Headaches and psychoactive substance use

Headache. 1991 Oct;31(9):584-7. doi: 10.1111/j.1526-4610.1991.hed3109584.x.


A number of clinical reports have revealed an association between the use of alcohol and drugs and the onset or exacerbation of headaches. In order to investigate this association systematically and to examine the temporal relationship between onset of headaches and psychoactive substance use, we analyzed responses to a self-report questionnaire from 267 consecutive admissions to a three-week inpatient substance abuse treatment program. The response rate was 89.7%. The following characteristics were noted in the 236 respondents: 1) Over 89% reported having experienced some type of headache. 2) Headache-free individuals were significantly older than headache sufferers. 3) Women were much more likely to have migraine headaches than men. 4) Onset of migraines occurred prior to onset of substance use, while onset of tension headaches occurred after onset of substance use.

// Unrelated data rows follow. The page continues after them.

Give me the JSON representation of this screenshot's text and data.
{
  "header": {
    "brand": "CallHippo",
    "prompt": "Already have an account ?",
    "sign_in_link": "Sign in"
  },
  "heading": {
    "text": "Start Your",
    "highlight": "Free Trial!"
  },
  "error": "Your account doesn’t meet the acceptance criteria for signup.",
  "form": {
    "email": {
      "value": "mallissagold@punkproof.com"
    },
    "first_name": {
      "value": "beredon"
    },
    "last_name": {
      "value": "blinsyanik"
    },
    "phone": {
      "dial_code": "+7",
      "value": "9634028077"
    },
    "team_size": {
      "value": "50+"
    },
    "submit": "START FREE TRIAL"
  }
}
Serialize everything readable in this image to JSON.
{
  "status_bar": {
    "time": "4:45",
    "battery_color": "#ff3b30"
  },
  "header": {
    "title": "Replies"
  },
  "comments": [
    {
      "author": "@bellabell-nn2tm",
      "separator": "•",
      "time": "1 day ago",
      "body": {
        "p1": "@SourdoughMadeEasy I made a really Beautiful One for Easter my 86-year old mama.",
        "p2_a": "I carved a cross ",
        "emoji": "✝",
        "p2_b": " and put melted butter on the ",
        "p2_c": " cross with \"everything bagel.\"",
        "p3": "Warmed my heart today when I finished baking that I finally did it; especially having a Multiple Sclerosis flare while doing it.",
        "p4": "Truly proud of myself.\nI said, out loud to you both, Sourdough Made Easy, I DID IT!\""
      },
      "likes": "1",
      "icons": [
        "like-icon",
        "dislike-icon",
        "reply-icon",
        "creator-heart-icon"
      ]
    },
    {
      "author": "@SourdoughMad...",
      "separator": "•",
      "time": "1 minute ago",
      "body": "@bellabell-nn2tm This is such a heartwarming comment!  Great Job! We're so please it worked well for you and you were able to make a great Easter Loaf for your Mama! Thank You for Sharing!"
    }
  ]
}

Although associational data must be interpreted with caution, an intriguing hypothesis compatible with the finding is that migraines may play a role in the genesis of substance use, while substance use may play a role in the genesis of tension headaches.

Publication types

  • Research Support, U.S. Gov't, P.H.S.

MeSH terms

  • Adult
  • Cannabis
  • Cocaine
  • Ethanol
  • Female
  • Headache / complications*
  • Headache / epidemiology
  • Headache / etiology
  • Humans
  • Incidence
  • Male
  • Middle Aged
  • Migraine Disorders / epidemiology
  • Migraine Disorders / etiology
  • Muscle Contraction
  • Psychotropic Drugs*
  • Substance-Related Disorders / complications*
  • Surveys and Questionnaires


  • Psychotropic Drugs
  • Ethanol
  • Cocaine